The highest activity a human being can attain is learning for understanding, because to understand is to be free (Spinoza).
What I can’t complain about is a lack of stuff to post. Amongst the stuff is a range of pieces, which are lengthier and, whisper it softly, take a bit of an effort to get one’s head round. There’s always a danger these get overlooked and forgotten. So I’m going to start putting up longer reads on a Friday evening on the probably spurious grounds that you might have more time at the weekend to engage with them.
It was a casual conversation at the edges of a child and youth care conference that led to a series of questions about where the edges of our work with young people were situated in the contemporary landscape. The set up for the conversation was like the introduction to a joke: a psychologist, a youth worker and an early childhood educator walk into a bar . . .
But there we were, representing three ostensibly distinct disciplines talking about what happens when young people and adults are thrust together in therapy, school and community programs. We wanted to find a way to think about where the edges of our disciplines frayed and faded into what we later came to call liminal spaces. Those being the spaces in between where new and uncharted territory might point in unanticipated and surprising directions for the work we do. We decided that we would edit a collection of essays that would hopefully articulate and entangle the liminal spaces of encounter, both within and between youth work, early childhood education and psychology.
The resulting collection of essays is called Youth Work, Early Education, and Psychology: Liminal Encounters and those writing within its covers work to re-think the set of relations posited by youth and adults involved in what we proposed as mutually transformative encounters. We asked the authors of the pieces in the volume to situate their work and thought within the question of how various modes of praxis might be premised in an acknowledgement of a shifting socio-political landscape. We wanted to wonder together about how the advent of global capitalism with its neo-liberal imperatives for education, psychology and child and youth care/youth work has had far reaching effects.

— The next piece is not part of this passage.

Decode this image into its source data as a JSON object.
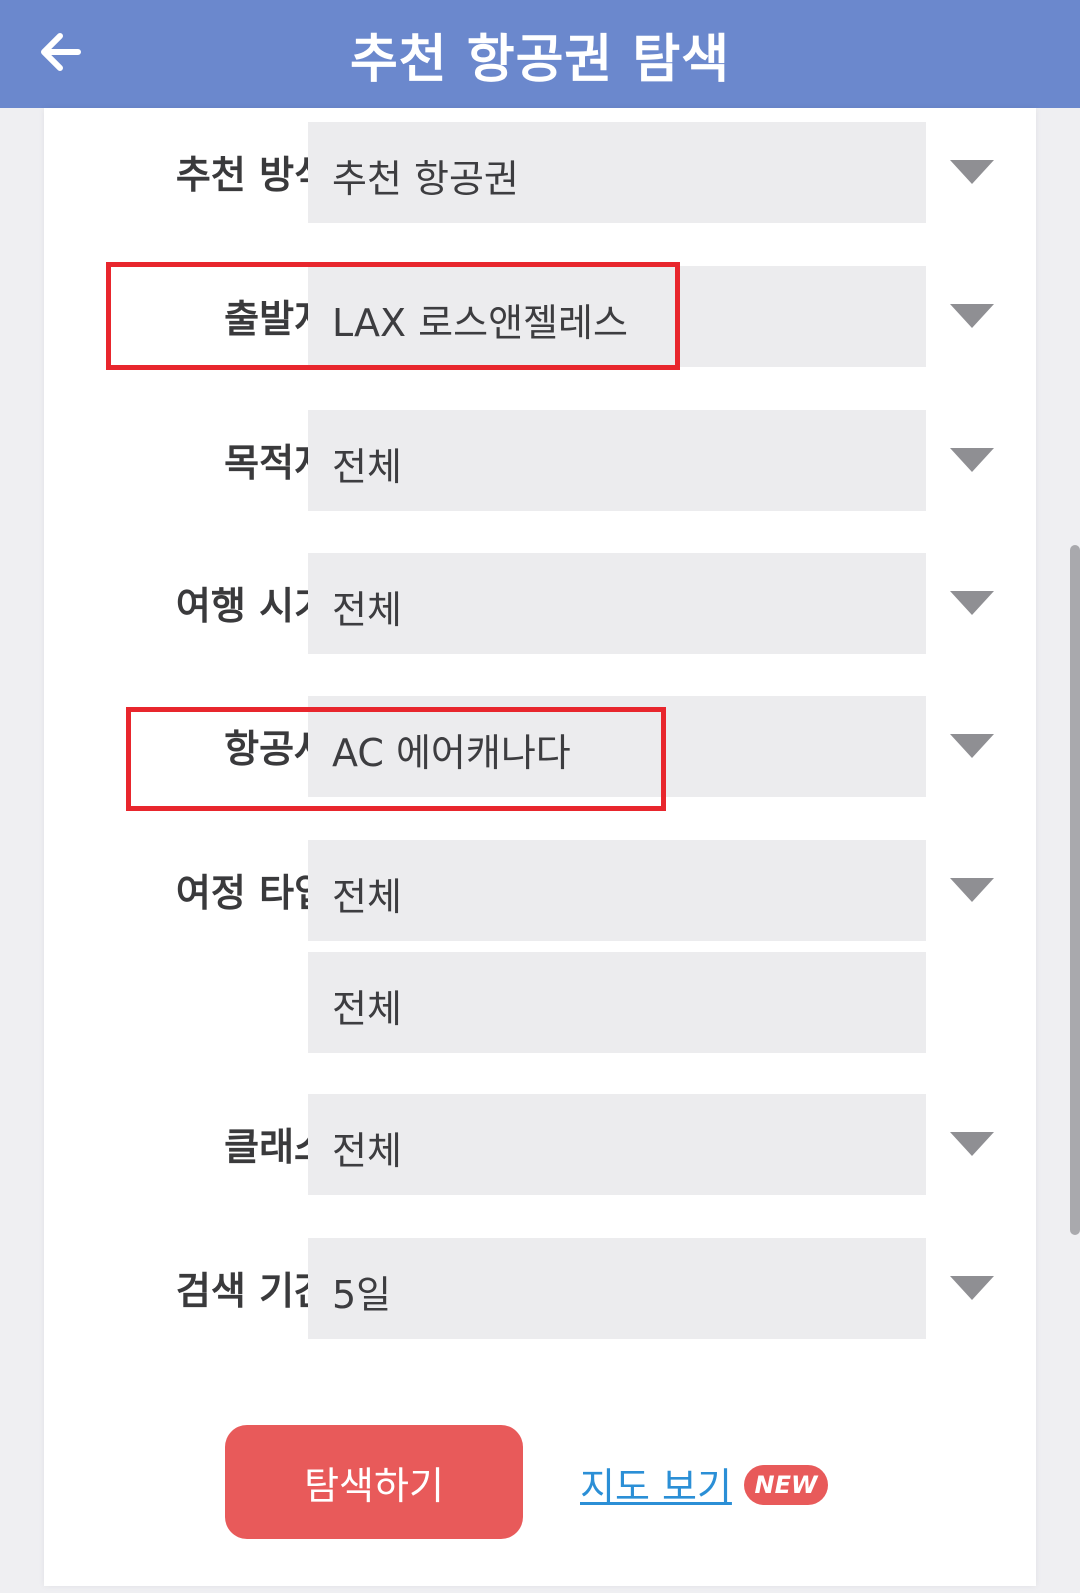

Provocatively the authors draw on the famous 17th century Dutch philosopher, Baruch Spinoza to inform the politics of the 21st century, specifically his notions of ‘immanence’ and ‘liminal’. They seek to explore how we can resist global capitalism’s desire to invade every nook and cranny of our existence through the the exercise of our imagination and creativity in spaces outside of capitalism’s reach. I hope you might find the time to spend with this relaxing and stretching read and I’ll get a copy of the book.